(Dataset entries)
Content starts
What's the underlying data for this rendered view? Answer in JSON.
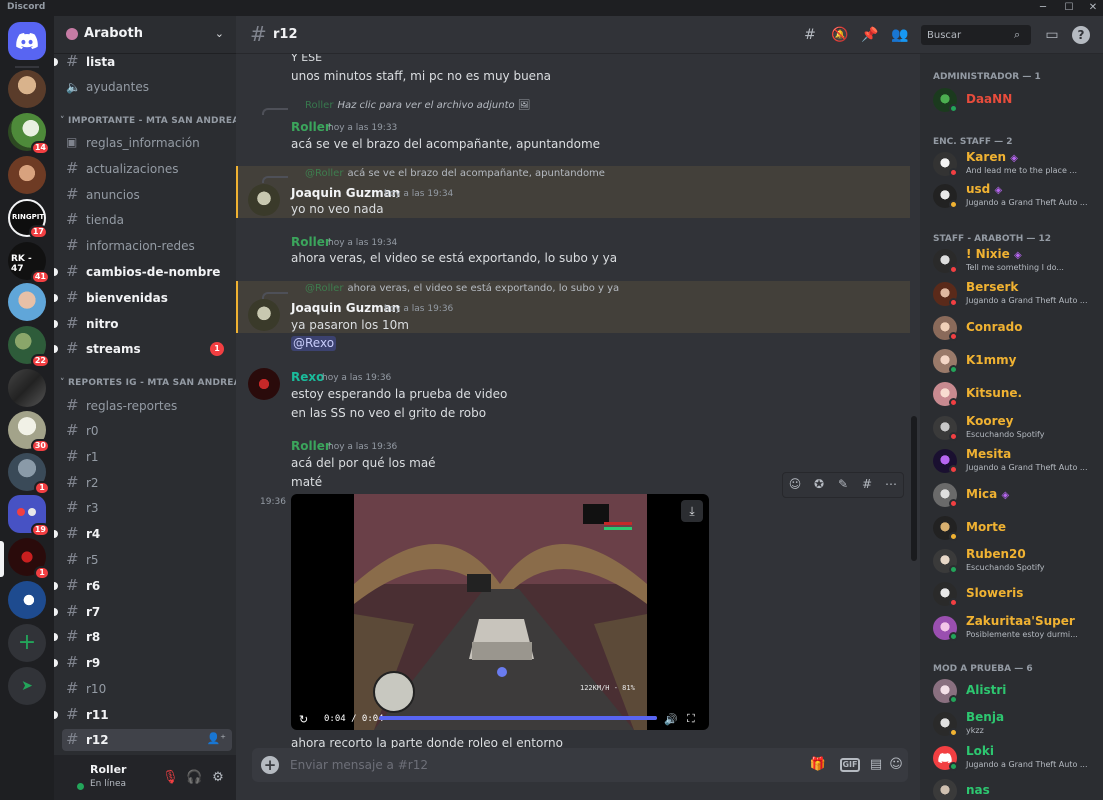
{
  "window": {
    "app_name": "Discord",
    "minimize": "─",
    "maximize": "☐",
    "close": "✕"
  },
  "rail": {
    "servers": [
      {
        "badge": ""
      },
      {
        "badge": "14"
      },
      {
        "badge": ""
      },
      {
        "badge": "17"
      },
      {
        "badge": "41",
        "label": "RK - 47"
      },
      {
        "badge": ""
      },
      {
        "badge": "22"
      },
      {
        "badge": ""
      },
      {
        "badge": "30"
      },
      {
        "badge": "1"
      },
      {
        "badge": "19"
      },
      {
        "badge": "1"
      },
      {
        "badge": ""
      }
    ],
    "add_symbol": "+",
    "explore_symbol": "➤"
  },
  "guild": {
    "name": "Araboth",
    "chevron": "⌄"
  },
  "channels": {
    "top": [
      {
        "name": "lista",
        "unread": true
      },
      {
        "name": "ayudantes",
        "voice": true
      }
    ],
    "cat_importante": "IMPORTANTE - MTA SAN ANDREAS",
    "importante": [
      {
        "name": "reglas_información"
      },
      {
        "name": "actualizaciones"
      },
      {
        "name": "anuncios"
      },
      {
        "name": "tienda"
      },
      {
        "name": "informacion-redes"
      },
      {
        "name": "cambios-de-nombre",
        "unread": true
      },
      {
        "name": "bienvenidas",
        "unread": true
      },
      {
        "name": "nitro",
        "unread": true
      },
      {
        "name": "streams",
        "unread": true,
        "badge": "1"
      }
    ],
    "cat_reportes": "REPORTES IG - MTA SAN ANDREAS",
    "reportes": [
      {
        "name": "reglas-reportes"
      },
      {
        "name": "r0"
      },
      {
        "name": "r1"
      },
      {
        "name": "r2"
      },
      {
        "name": "r3"
      },
      {
        "name": "r4",
        "unread": true
      },
      {
        "name": "r5"
      },
      {
        "name": "r6",
        "unread": true
      },
      {
        "name": "r7",
        "unread": true
      },
      {
        "name": "r8",
        "unread": true
      },
      {
        "name": "r9",
        "unread": true
      },
      {
        "name": "r10"
      },
      {
        "name": "r11",
        "unread": true
      },
      {
        "name": "r12",
        "active": true
      }
    ]
  },
  "user_panel": {
    "name": "Roller",
    "status": "En línea"
  },
  "chat_header": {
    "channel": "r12",
    "search_placeholder": "Buscar"
  },
  "messages": {
    "m0_line1": "Y ESE",
    "m0_line2": "unos minutos staff, mi pc no es muy buena",
    "r1_author": "Roller",
    "r1_text": "Haz clic para ver el archivo adjunto",
    "m1_author": "Roller",
    "m1_time": "hoy a las 19:33",
    "m1_text": "acá se ve el brazo del acompañante, apuntandome",
    "r2_author": "@Roller",
    "r2_text": "acá se ve el brazo del acompañante, apuntandome",
    "m2_author": "Joaquin Guzman",
    "m2_time": "hoy a las 19:34",
    "m2_text": "yo no veo nada",
    "m3_author": "Roller",
    "m3_time": "hoy a las 19:34",
    "m3_text": "ahora veras, el video se está exportando, lo subo y ya",
    "r3_author": "@Roller",
    "r3_text": "ahora veras, el video se está exportando, lo subo y ya",
    "m4_author": "Joaquin Guzman",
    "m4_time": "hoy a las 19:36",
    "m4_text": "ya pasaron los 10m",
    "m4_mention": "@Rexo",
    "m5_author": "Rexo",
    "m5_time": "hoy a las 19:36",
    "m5_line1": "estoy esperando la prueba de video",
    "m5_line2": "en las SS no veo el grito de robo",
    "m6_author": "Roller",
    "m6_time": "hoy a las 19:36",
    "m6_line1": "acá del por qué los maé",
    "m6_line2": "maté",
    "video_side_time": "19:36",
    "video_time": "0:04 / 0:04",
    "video_progress": 1.0,
    "hud_speed": "122KM/H - 81%",
    "m7_text": "ahora recorto la parte donde roleo el entorno"
  },
  "composer": {
    "placeholder": "Enviar mensaje a #r12"
  },
  "members": {
    "cat_admin": "ADMINISTRADOR — 1",
    "cat_enc": "ENC. STAFF — 2",
    "cat_staff": "STAFF - ARABOTH — 12",
    "cat_mod": "MOD A PRUEBA — 6",
    "admin": [
      {
        "name": "DaaNN",
        "activity": ""
      }
    ],
    "enc": [
      {
        "name": "Karen",
        "activity": "And lead me to the place ..."
      },
      {
        "name": "usd",
        "activity": "Jugando a Grand Theft Auto ..."
      }
    ],
    "staff": [
      {
        "name": "! Nixie",
        "activity": "Tell me something I do..."
      },
      {
        "name": "Berserk",
        "activity": "Jugando a Grand Theft Auto ..."
      },
      {
        "name": "Conrado",
        "activity": ""
      },
      {
        "name": "K1mmy",
        "activity": ""
      },
      {
        "name": "Kitsune.",
        "activity": ""
      },
      {
        "name": "Koorey",
        "activity": "Escuchando Spotify"
      },
      {
        "name": "Mesita",
        "activity": "Jugando a Grand Theft Auto ..."
      },
      {
        "name": "Mica",
        "activity": ""
      },
      {
        "name": "Morte",
        "activity": ""
      },
      {
        "name": "Ruben20",
        "activity": "Escuchando Spotify"
      },
      {
        "name": "Sloweris",
        "activity": ""
      },
      {
        "name": "Zakuritaa'Super",
        "activity": "Posiblemente estoy durmi..."
      }
    ],
    "mod": [
      {
        "name": "Alistri",
        "activity": ""
      },
      {
        "name": "Benja",
        "activity": "ykzz"
      },
      {
        "name": "Loki",
        "activity": "Jugando a Grand Theft Auto ..."
      },
      {
        "name": "nas",
        "activity": ""
      }
    ]
  },
  "colors": {
    "accent": "#5865f2",
    "mention_bg": "#43403a",
    "mention_bar": "#f0b232",
    "online": "#23a55a",
    "dnd": "#f23f42",
    "idle": "#f0b232",
    "roller_name": "#3ba55c",
    "joaquin_name": "#f2f3f5",
    "rexo_name": "#1abc9c",
    "admin_name": "#e74c3c",
    "staff_name": "#f0b232",
    "mod_name": "#2dc770"
  }
}
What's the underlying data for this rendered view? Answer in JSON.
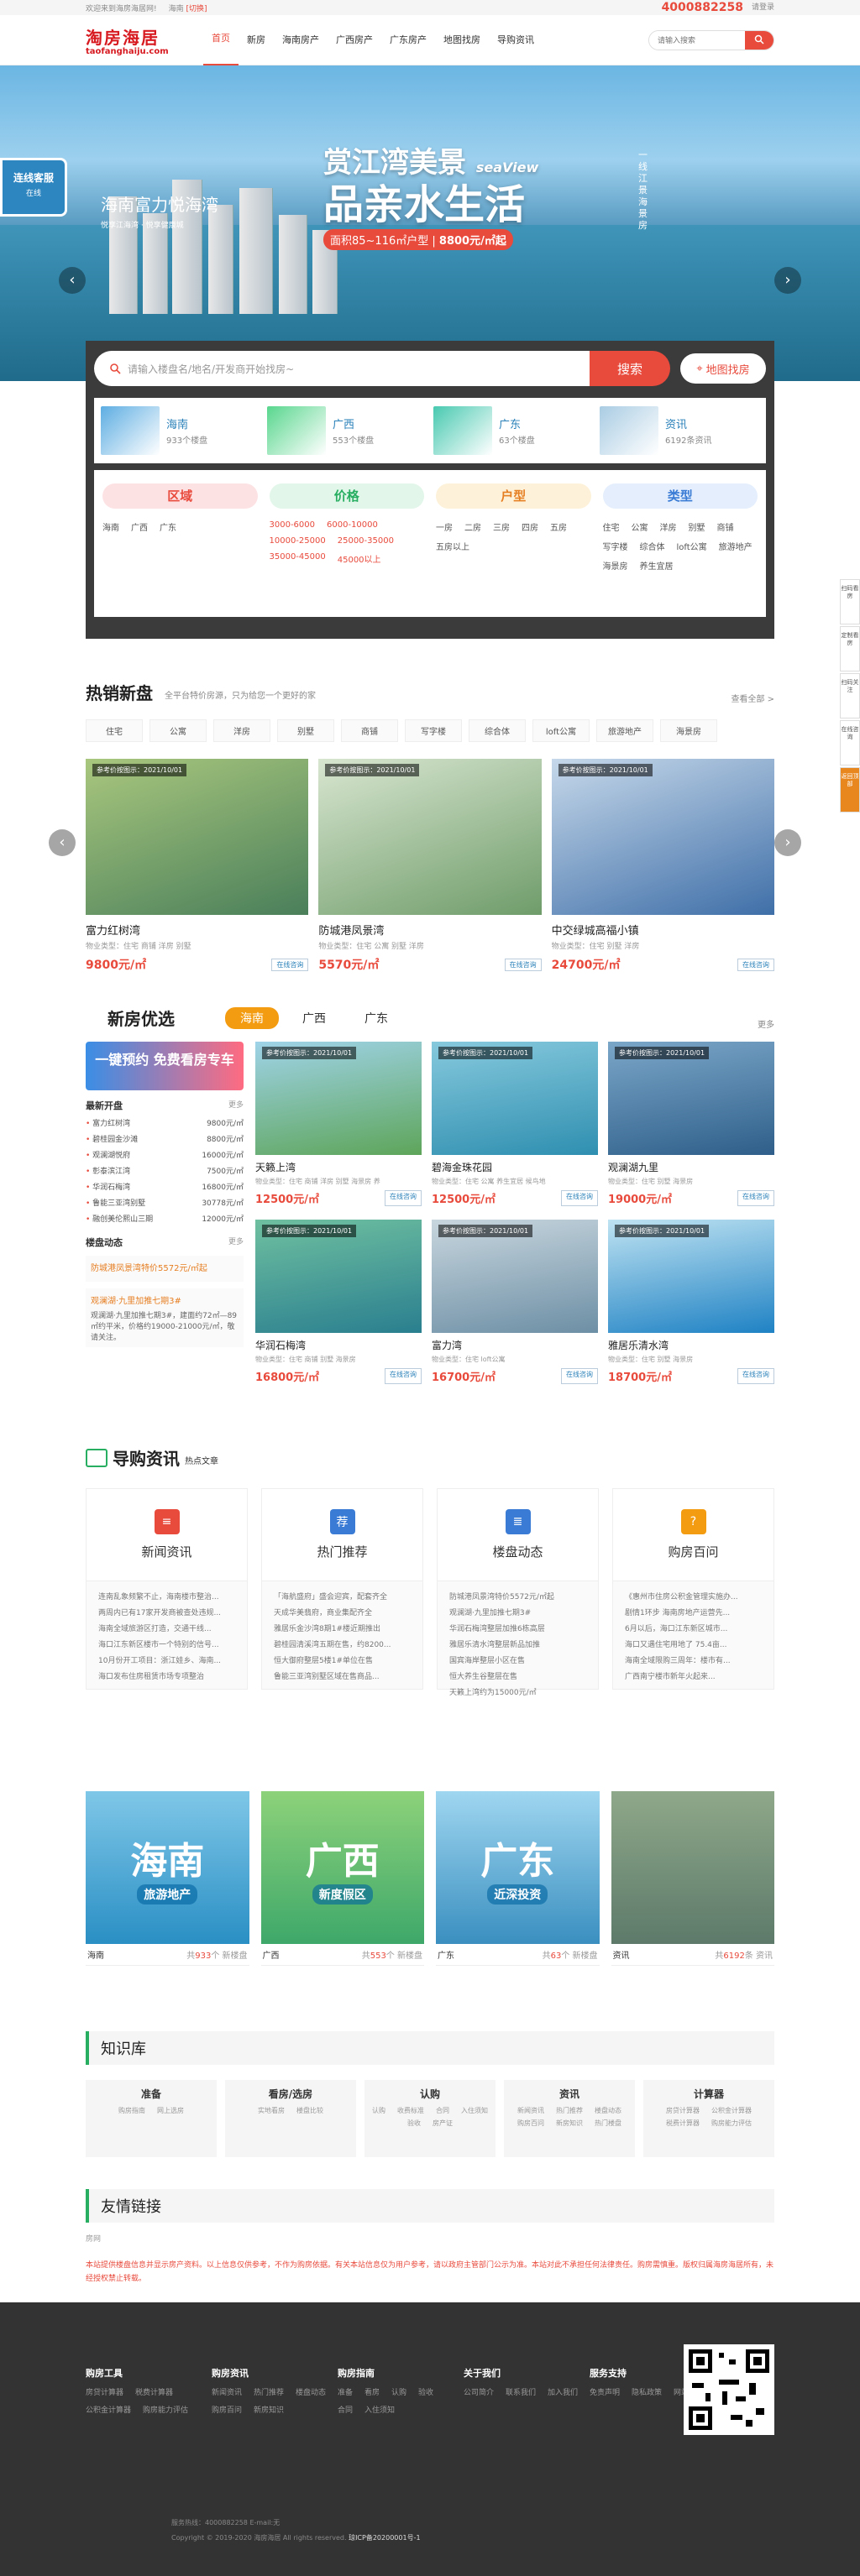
{
  "topbar": {
    "welcome": "欢迎来到海房海居网!",
    "location": "海南",
    "switch": "[切换]",
    "tel": "4000882258",
    "login": "请登录",
    "slogan": "海房海居"
  },
  "logo": {
    "cn": "淘房海居",
    "en": "taofanghaiju.com"
  },
  "nav": [
    "首页",
    "新房",
    "海南房产",
    "广西房产",
    "广东房产",
    "地图找房",
    "导购资讯"
  ],
  "header_search": {
    "placeholder": "请输入搜索"
  },
  "banner": {
    "brand": "海南富力悦海湾",
    "brand_sub": "悦享江海湾 · 悦享健康城",
    "title1": "赏江湾美景",
    "title1_en": "seaView",
    "title2": "品亲水生活",
    "tag_area": "面积85~116㎡户型",
    "tag_price": "8800元/㎡起",
    "vertical": "一线 江景 海 景 房",
    "kefu": "连线客服",
    "kefu_sub": "在线"
  },
  "search": {
    "placeholder": "请输入楼盘名/地名/开发商开始找房~",
    "button": "搜索",
    "map_button": "地图找房"
  },
  "regions": [
    {
      "name": "海南",
      "count": "933个楼盘",
      "color": "#5dade2"
    },
    {
      "name": "广西",
      "count": "553个楼盘",
      "color": "#58d68d"
    },
    {
      "name": "广东",
      "count": "63个楼盘",
      "color": "#48c9b0"
    },
    {
      "name": "资讯",
      "count": "6192条资讯",
      "color": "#a9cce3"
    }
  ],
  "filters": [
    {
      "title": "区域",
      "bg": "#fde2e4",
      "color": "#e84a3c",
      "items": [
        "海南",
        "广西",
        "广东"
      ]
    },
    {
      "title": "价格",
      "bg": "#e2f6e9",
      "color": "#27ae60",
      "items": [
        "3000-6000",
        "6000-10000",
        "10000-25000",
        "25000-35000",
        "35000-45000",
        "45000以上"
      ]
    },
    {
      "title": "户型",
      "bg": "#fdf2d9",
      "color": "#e67e22",
      "items": [
        "一房",
        "二房",
        "三房",
        "四房",
        "五房",
        "五房以上"
      ]
    },
    {
      "title": "类型",
      "bg": "#e4eefc",
      "color": "#3a7bd5",
      "items": [
        "住宅",
        "公寓",
        "洋房",
        "别墅",
        "商铺",
        "写字楼",
        "综合体",
        "loft公寓",
        "旅游地产",
        "海景房",
        "养生宜居"
      ]
    }
  ],
  "hot": {
    "title": "热销新盘",
    "subtitle": "全平台特价房源，只为给您一个更好的家",
    "more": "查看全部 >",
    "tags": [
      "住宅",
      "公寓",
      "洋房",
      "别墅",
      "商铺",
      "写字楼",
      "综合体",
      "loft公寓",
      "旅游地产",
      "海景房"
    ],
    "cards": [
      {
        "badge": "参考价按图示：2021/10/01",
        "name": "富力红树湾",
        "type": "物业类型：住宅 商铺 洋房 别墅",
        "price": "9800元/㎡",
        "consult": "在线咨询",
        "c1": "#4a7f5a",
        "c2": "#a9c77e"
      },
      {
        "badge": "参考价按图示：2021/10/01",
        "name": "防城港凤景湾",
        "type": "物业类型：住宅 公寓 别墅 洋房",
        "price": "5570元/㎡",
        "consult": "在线咨询",
        "c1": "#6f9c6a",
        "c2": "#d8e6d0"
      },
      {
        "badge": "参考价按图示：2021/10/01",
        "name": "中交绿城高福小镇",
        "type": "物业类型：住宅 别墅 洋房",
        "price": "24700元/㎡",
        "consult": "在线咨询",
        "c1": "#3f6fa8",
        "c2": "#c6d8ea"
      }
    ]
  },
  "xinfang": {
    "title": "新房优选",
    "tabs": [
      "海南",
      "广西",
      "广东"
    ],
    "more": "更多",
    "promo": "一键预约 免费看房专车",
    "latest_title": "最新开盘",
    "latest_more": "更多",
    "latest": [
      [
        "富力红树湾",
        "9800元/㎡"
      ],
      [
        "碧桂园金沙滩",
        "8800元/㎡"
      ],
      [
        "观澜湖悦府",
        "16000元/㎡"
      ],
      [
        "彰泰滨江湾",
        "7500元/㎡"
      ],
      [
        "华润石梅湾",
        "16800元/㎡"
      ],
      [
        "鲁能三亚湾别墅",
        "30778元/㎡"
      ],
      [
        "融创美伦熙山三期",
        "12000元/㎡"
      ]
    ],
    "news_title": "楼盘动态",
    "news_more": "更多",
    "news": [
      {
        "t": "防城港凤景湾特价5572元/㎡起",
        "d": ""
      },
      {
        "t": "观澜湖·九里加推七期3#",
        "d": "观澜湖·九里加推七期3#，建面约72㎡—89㎡约平米，价格约19000-21000元/㎡，敬请关注。"
      }
    ],
    "cards": [
      {
        "name": "天籁上湾",
        "type": "物业类型：住宅 商铺 洋房 别墅 海景房 养",
        "price": "12500元/㎡",
        "c1": "#5ea55a",
        "c2": "#9fd3e8"
      },
      {
        "name": "碧海金珠花园",
        "type": "物业类型：住宅 公寓 养生宜居 候鸟地",
        "price": "12500元/㎡",
        "c1": "#2f8fb0",
        "c2": "#86c9dd"
      },
      {
        "name": "观澜湖九里",
        "type": "物业类型：住宅 别墅 海景房",
        "price": "19000元/㎡",
        "c1": "#2f5f8a",
        "c2": "#7aa6c8"
      },
      {
        "name": "华润石梅湾",
        "type": "物业类型：住宅 商铺 别墅 海景房",
        "price": "16800元/㎡",
        "c1": "#2a7f8f",
        "c2": "#6fc0a0"
      },
      {
        "name": "富力湾",
        "type": "物业类型：住宅 loft公寓",
        "price": "16700元/㎡",
        "c1": "#6d8fa5",
        "c2": "#c8d6de"
      },
      {
        "name": "雅居乐清水湾",
        "type": "物业类型：住宅 别墅 海景房",
        "price": "18700元/㎡",
        "c1": "#1f82c4",
        "c2": "#bfe3f2"
      }
    ],
    "card_badge": "参考价按图示：2021/10/01",
    "consult": "在线咨询"
  },
  "guide": {
    "title": "导购资讯",
    "subtitle": "热点文章",
    "cards": [
      {
        "title": "新闻资讯",
        "icon": "≡",
        "color": "#e84a3c",
        "lines": [
          "连南乱象频繁不止，海南楼市整治...",
          "两周内已有17家开发商被查处违规...",
          "海南全域旅游区打造，交通干线...",
          "海口江东新区楼市一个特别的信号...",
          "10月份开工项目：浙江娃乡、海南...",
          "海口发布住房租赁市场专项整治"
        ]
      },
      {
        "title": "热门推荐",
        "icon": "荐",
        "color": "#3a7bd5",
        "lines": [
          "「海航盛府」盛会迎宾，配套齐全",
          "天成华美翡府，商业集配齐全",
          "雅居乐金沙湾8期1#楼近期推出",
          "碧桂园清溪湾五期在售，约8200...",
          "恒大御府整层5楼1#单位在售",
          "鲁能三亚湾别墅区域在售商品..."
        ]
      },
      {
        "title": "楼盘动态",
        "icon": "≣",
        "color": "#3a7bd5",
        "lines": [
          "防城港凤景湾特价5572元/㎡起",
          "观澜湖·九里加推七期3#",
          "华润石梅湾整层加推6栋高层",
          "雅居乐清水湾整层新品加推",
          "国宾海岸整层小区在售",
          "恒大养生谷整层在售",
          "天籁上湾约为15000元/㎡"
        ]
      },
      {
        "title": "购房百问",
        "icon": "?",
        "color": "#f39c12",
        "lines": [
          "《惠州市住房公积金管理实施办...",
          "剧情1环步 海南房地产运营先...",
          "6月以后，海口江东新区城市...",
          "海口又遇住宅用地了 75.4亩...",
          "海南全域限购三周年：楼市有...",
          "广西南宁楼市新年火起来..."
        ]
      }
    ]
  },
  "region_cards": [
    {
      "name": "海南",
      "label": "海南",
      "sub": "旅游地产",
      "count_pre": "共",
      "count": "933",
      "count_suf": "个 新楼盘",
      "c1": "#7fc7e8",
      "c2": "#2a8fc4"
    },
    {
      "name": "广西",
      "label": "广西",
      "sub": "新度假区",
      "count_pre": "共",
      "count": "553",
      "count_suf": "个 新楼盘",
      "c1": "#8dd27a",
      "c2": "#3ea86a"
    },
    {
      "name": "广东",
      "label": "广东",
      "sub": "近深投资",
      "count_pre": "共",
      "count": "63",
      "count_suf": "个 新楼盘",
      "c1": "#9fd6f0",
      "c2": "#3a8fc0"
    },
    {
      "name": "资讯",
      "label": "",
      "sub": "",
      "count_pre": "共",
      "count": "6192",
      "count_suf": "条 资讯",
      "c1": "#8fa88a",
      "c2": "#5d7a6a"
    }
  ],
  "knowledge": {
    "title": "知识库",
    "cols": [
      {
        "h": "准备",
        "items": [
          "购房指南",
          "网上选房"
        ]
      },
      {
        "h": "看房/选房",
        "items": [
          "实地看房",
          "楼盘比较"
        ]
      },
      {
        "h": "认购",
        "items": [
          "认购",
          "收费标准",
          "合同",
          "入住须知",
          "验收",
          "房产证"
        ]
      },
      {
        "h": "资讯",
        "items": [
          "新闻资讯",
          "热门推荐",
          "楼盘动态",
          "购房百问",
          "新房知识",
          "热门楼盘"
        ]
      },
      {
        "h": "计算器",
        "items": [
          "房贷计算器",
          "公积金计算器",
          "税费计算器",
          "购房能力评估"
        ]
      }
    ]
  },
  "links": {
    "title": "友情链接",
    "items": [
      "房网"
    ]
  },
  "disclaimer": "本站提供楼盘信息并显示房产资料。以上信息仅供参考，不作为购房依据。有关本站信息仅为用户参考，请以政府主管部门公示为准。本站对此不承担任何法律责任。购房需慎重。版权归属海房海居所有，未经授权禁止转载。",
  "footer": {
    "cols": [
      {
        "h": "购房工具",
        "items": [
          "房贷计算器",
          "税费计算器",
          "公积金计算器",
          "购房能力评估"
        ]
      },
      {
        "h": "购房资讯",
        "items": [
          "新闻资讯",
          "热门推荐",
          "楼盘动态",
          "购房百问",
          "新房知识"
        ]
      },
      {
        "h": "购房指南",
        "items": [
          "准备",
          "看房",
          "认购",
          "验收",
          "合同",
          "入住须知"
        ]
      },
      {
        "h": "关于我们",
        "items": [
          "公司简介",
          "联系我们",
          "加入我们"
        ]
      },
      {
        "h": "服务支持",
        "items": [
          "免责声明",
          "隐私政策",
          "网站地图"
        ]
      }
    ],
    "contact": "服务热线：4000882258  E-mail:无",
    "copyright": "Copyright © 2019-2020 海房海居 All rights reserved.",
    "icp": "琼ICP备20200001号-1"
  },
  "sidebar": [
    "扫码看房",
    "定制看房",
    "扫码关注",
    "在线咨询",
    "返回顶部"
  ]
}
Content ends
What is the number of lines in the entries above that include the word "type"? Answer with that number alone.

9